Entries from a dataset of interfaces
=== Begin Enclosure ===

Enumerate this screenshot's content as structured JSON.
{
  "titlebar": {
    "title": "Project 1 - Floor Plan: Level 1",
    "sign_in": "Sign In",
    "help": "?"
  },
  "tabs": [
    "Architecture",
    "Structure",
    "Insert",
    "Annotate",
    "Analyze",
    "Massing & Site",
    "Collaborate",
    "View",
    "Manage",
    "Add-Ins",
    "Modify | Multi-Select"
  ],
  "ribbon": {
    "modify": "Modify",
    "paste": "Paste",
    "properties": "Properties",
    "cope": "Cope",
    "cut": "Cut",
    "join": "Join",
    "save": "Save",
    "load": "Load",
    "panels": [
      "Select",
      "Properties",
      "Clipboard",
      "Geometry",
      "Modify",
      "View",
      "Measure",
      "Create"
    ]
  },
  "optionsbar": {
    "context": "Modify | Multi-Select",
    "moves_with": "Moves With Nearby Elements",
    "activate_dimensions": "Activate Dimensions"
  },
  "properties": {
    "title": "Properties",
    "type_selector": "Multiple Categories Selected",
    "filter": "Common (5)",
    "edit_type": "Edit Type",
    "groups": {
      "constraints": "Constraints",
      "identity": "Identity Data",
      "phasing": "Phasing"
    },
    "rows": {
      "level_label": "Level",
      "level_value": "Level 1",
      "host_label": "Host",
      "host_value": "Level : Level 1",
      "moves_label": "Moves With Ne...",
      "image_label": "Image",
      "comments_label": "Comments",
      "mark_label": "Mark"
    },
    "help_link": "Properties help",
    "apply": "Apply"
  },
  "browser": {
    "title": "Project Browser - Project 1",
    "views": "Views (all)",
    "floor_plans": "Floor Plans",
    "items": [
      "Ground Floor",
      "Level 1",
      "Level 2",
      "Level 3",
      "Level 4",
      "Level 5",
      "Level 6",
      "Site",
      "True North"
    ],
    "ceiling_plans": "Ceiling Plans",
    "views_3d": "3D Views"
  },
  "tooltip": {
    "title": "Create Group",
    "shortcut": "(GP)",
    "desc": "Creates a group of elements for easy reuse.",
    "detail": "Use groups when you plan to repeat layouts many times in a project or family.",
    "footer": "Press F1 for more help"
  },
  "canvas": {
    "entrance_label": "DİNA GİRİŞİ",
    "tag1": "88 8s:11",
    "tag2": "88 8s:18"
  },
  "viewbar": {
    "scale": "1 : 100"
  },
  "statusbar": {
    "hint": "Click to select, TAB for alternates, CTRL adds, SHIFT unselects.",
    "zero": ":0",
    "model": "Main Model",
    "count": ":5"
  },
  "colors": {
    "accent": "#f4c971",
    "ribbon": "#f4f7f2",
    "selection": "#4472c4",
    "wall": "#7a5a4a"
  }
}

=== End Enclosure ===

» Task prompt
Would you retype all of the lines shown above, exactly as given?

» Answer section
Enumerate this screenshot's content as structured JSON.
{
  "titlebar": {
    "title": "Project 1 - Floor Plan: Level 1",
    "sign_in": "Sign In",
    "help": "?"
  },
  "tabs": [
    "Architecture",
    "Structure",
    "Insert",
    "Annotate",
    "Analyze",
    "Massing & Site",
    "Collaborate",
    "View",
    "Manage",
    "Add-Ins",
    "Modify | Multi-Select"
  ],
  "ribbon": {
    "modify": "Modify",
    "paste": "Paste",
    "properties": "Properties",
    "cope": "Cope",
    "cut": "Cut",
    "join": "Join",
    "save": "Save",
    "load": "Load",
    "panels": [
      "Select",
      "Properties",
      "Clipboard",
      "Geometry",
      "Modify",
      "View",
      "Measure",
      "Create"
    ]
  },
  "optionsbar": {
    "context": "Modify | Multi-Select",
    "moves_with": "Moves With Nearby Elements",
    "activate_dimensions": "Activate Dimensions"
  },
  "properties": {
    "title": "Properties",
    "type_selector": "Multiple Categories Selected",
    "filter": "Common (5)",
    "edit_type": "Edit Type",
    "groups": {
      "constraints": "Constraints",
      "identity": "Identity Data",
      "phasing": "Phasing"
    },
    "rows": {
      "level_label": "Level",
      "level_value": "Level 1",
      "host_label": "Host",
      "host_value": "Level : Level 1",
      "moves_label": "Moves With Ne...",
      "image_label": "Image",
      "comments_label": "Comments",
      "mark_label": "Mark"
    },
    "help_link": "Properties help",
    "apply": "Apply"
  },
  "browser": {
    "title": "Project Browser - Project 1",
    "views": "Views (all)",
    "floor_plans": "Floor Plans",
    "items": [
      "Ground Floor",
      "Level 1",
      "Level 2",
      "Level 3",
      "Level 4",
      "Level 5",
      "Level 6",
      "Site",
      "True North"
    ],
    "ceiling_plans": "Ceiling Plans",
    "views_3d": "3D Views"
  },
  "tooltip": {
    "title": "Create Group",
    "shortcut": "(GP)",
    "desc": "Creates a group of elements for easy reuse.",
    "detail": "Use groups when you plan to repeat layouts many times in a project or family.",
    "footer": "Press F1 for more help"
  },
  "canvas": {
    "entrance_label": "DİNA GİRİŞİ",
    "tag1": "88 8s:11",
    "tag2": "88 8s:18"
  },
  "viewbar": {
    "scale": "1 : 100"
  },
  "statusbar": {
    "hint": "Click to select, TAB for alternates, CTRL adds, SHIFT unselects.",
    "zero": ":0",
    "model": "Main Model",
    "count": ":5"
  },
  "colors": {
    "accent": "#f4c971",
    "ribbon": "#f4f7f2",
    "selection": "#4472c4",
    "wall": "#7a5a4a"
  }
}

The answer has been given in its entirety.